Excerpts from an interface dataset
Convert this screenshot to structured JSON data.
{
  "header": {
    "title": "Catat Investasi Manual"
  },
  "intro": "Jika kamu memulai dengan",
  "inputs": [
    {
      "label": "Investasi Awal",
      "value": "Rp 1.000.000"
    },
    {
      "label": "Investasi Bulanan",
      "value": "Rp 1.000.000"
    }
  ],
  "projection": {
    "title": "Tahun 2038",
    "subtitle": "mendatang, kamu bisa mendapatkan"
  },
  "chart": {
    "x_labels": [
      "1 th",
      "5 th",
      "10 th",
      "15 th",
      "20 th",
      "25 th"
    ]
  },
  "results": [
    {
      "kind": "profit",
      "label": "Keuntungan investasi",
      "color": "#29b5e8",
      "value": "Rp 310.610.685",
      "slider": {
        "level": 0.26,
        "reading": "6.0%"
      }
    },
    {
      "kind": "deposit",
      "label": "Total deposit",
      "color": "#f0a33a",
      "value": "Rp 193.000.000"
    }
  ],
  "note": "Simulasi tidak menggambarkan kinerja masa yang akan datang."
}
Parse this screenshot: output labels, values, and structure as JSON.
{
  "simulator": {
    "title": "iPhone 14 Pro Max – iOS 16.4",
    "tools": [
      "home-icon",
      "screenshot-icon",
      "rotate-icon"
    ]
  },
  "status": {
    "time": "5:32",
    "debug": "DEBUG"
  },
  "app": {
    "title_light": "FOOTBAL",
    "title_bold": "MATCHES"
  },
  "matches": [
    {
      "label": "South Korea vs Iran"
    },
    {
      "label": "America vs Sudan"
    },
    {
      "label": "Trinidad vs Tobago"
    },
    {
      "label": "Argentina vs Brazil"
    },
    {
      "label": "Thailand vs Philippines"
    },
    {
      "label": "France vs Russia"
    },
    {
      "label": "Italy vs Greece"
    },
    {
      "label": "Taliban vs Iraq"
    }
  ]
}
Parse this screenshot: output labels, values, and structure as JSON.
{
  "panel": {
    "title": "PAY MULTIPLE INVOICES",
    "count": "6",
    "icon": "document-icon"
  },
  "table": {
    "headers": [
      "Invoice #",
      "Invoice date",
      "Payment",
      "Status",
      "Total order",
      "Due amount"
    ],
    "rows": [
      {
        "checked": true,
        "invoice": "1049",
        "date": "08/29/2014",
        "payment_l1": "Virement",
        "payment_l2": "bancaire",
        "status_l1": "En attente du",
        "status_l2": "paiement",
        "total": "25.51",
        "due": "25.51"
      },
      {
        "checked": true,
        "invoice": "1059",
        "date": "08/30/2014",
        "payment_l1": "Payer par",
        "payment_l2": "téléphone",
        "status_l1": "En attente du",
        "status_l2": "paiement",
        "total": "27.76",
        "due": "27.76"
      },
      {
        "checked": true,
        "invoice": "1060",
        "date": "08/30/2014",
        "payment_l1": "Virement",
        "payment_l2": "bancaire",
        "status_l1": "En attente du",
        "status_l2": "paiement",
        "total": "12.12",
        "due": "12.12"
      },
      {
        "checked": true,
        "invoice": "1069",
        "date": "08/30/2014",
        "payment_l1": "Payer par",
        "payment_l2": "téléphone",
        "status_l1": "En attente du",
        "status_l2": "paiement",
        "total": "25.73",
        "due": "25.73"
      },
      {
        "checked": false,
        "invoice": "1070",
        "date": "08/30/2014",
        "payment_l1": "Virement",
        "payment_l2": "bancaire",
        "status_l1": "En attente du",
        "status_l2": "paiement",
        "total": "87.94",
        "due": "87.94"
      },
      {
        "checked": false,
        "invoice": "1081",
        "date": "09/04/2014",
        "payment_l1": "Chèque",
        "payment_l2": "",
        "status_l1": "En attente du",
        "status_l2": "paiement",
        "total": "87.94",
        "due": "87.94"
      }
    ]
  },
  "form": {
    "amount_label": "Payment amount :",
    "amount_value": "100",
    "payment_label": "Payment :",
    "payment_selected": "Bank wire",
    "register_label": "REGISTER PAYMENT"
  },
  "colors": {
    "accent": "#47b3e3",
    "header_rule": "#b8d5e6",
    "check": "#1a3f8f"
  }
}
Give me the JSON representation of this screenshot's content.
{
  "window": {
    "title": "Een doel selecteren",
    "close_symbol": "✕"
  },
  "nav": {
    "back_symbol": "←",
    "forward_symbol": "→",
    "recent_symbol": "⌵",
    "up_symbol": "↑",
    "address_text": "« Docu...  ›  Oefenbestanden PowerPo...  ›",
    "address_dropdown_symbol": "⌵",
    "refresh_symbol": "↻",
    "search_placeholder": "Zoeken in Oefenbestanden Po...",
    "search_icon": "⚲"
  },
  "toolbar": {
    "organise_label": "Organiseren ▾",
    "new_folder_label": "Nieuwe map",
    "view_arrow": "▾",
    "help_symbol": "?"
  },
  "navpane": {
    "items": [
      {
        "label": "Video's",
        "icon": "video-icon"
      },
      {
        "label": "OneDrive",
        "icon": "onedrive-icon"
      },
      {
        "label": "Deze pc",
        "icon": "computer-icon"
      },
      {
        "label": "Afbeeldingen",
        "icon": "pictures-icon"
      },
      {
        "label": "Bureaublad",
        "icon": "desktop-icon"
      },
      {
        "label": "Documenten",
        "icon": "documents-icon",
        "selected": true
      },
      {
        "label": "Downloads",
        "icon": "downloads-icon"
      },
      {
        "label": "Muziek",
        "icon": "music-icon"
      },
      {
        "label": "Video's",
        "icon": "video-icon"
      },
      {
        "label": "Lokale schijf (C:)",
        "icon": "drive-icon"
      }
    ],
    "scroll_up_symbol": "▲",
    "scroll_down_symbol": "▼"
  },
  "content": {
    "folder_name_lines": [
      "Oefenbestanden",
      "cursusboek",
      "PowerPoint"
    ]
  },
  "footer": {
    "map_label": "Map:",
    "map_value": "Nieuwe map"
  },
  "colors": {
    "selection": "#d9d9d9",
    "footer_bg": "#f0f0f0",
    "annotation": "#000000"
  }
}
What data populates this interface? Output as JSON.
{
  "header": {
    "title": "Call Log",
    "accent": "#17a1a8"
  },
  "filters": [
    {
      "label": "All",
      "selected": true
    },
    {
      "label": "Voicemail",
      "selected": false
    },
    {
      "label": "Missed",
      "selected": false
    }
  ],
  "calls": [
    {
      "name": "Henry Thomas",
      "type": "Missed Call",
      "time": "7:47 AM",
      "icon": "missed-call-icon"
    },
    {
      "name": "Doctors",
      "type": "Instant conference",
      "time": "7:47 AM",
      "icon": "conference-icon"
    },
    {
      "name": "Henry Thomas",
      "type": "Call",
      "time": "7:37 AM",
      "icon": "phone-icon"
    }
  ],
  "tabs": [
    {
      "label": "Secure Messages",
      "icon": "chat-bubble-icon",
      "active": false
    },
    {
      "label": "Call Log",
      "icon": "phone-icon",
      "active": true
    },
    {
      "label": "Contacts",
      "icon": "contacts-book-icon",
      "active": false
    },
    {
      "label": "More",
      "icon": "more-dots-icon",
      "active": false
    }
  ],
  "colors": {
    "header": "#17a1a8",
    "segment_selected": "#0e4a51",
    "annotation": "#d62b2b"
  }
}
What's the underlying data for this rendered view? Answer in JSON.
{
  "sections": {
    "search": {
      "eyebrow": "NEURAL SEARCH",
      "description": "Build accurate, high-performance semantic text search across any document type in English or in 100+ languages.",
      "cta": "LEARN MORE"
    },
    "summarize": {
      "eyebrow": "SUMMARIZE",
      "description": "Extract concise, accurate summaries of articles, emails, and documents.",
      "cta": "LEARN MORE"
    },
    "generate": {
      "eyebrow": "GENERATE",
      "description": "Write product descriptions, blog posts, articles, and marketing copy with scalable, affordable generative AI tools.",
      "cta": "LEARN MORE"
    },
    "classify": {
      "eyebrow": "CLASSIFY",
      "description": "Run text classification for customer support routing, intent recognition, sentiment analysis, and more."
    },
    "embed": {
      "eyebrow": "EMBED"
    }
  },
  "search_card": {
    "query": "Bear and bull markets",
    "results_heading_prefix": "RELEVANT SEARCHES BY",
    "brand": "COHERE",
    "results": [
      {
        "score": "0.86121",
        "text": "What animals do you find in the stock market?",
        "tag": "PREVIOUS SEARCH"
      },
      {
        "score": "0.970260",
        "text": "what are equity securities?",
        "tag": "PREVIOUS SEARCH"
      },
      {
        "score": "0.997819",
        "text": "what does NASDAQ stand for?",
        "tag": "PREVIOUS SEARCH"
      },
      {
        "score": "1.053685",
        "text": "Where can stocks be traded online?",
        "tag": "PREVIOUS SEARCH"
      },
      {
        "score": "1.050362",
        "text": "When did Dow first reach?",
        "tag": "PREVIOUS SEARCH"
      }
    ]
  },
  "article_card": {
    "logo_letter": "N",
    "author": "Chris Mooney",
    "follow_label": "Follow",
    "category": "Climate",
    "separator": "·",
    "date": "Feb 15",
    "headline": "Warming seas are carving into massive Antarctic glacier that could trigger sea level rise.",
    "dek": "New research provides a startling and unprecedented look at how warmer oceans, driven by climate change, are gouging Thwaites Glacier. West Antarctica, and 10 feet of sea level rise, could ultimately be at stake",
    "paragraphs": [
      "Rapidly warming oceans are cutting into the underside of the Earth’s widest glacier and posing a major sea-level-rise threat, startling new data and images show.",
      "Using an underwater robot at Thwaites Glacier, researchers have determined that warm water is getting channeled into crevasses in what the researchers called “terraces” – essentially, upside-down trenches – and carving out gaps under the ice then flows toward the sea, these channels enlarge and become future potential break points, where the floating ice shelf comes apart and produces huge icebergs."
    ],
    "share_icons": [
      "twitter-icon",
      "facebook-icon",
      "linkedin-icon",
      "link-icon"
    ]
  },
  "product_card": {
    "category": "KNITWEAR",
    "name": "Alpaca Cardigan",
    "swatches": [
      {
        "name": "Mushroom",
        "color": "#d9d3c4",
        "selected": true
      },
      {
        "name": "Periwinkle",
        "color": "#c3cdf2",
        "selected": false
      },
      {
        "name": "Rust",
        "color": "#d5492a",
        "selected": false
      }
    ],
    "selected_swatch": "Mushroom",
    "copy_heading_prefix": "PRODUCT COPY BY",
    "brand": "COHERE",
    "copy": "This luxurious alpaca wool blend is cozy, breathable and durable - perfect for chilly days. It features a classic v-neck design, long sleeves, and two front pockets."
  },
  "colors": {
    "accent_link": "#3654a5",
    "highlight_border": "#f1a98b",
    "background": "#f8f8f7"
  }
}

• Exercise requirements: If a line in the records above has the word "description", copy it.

• Answer for the task:
      "description": "Build accurate, high-performance semantic text search across any document type in English or in 100+ languages.",
      "description": "Extract concise, accurate summaries of articles, emails, and documents.",
      "description": "Write product descriptions, blog posts, articles, and marketing copy with scalable, affordable generative AI tools.",
      "description": "Run text classification for customer support routing, intent recognition, sentiment analysis, and more."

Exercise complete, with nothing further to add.